### What you are asked to do
Check every line of the entries below for the word "contraseña", and copy the ones that have it.

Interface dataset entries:
----

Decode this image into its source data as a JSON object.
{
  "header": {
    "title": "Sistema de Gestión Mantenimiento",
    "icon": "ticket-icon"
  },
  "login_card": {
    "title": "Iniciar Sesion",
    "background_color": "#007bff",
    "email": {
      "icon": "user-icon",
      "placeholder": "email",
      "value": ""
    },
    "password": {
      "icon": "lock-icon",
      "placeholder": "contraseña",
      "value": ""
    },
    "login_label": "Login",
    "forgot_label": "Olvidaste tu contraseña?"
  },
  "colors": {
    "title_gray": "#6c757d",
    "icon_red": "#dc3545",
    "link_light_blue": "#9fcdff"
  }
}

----

### Answer area
      "placeholder": "contraseña",
    "forgot_label": "Olvidaste tu contraseña?"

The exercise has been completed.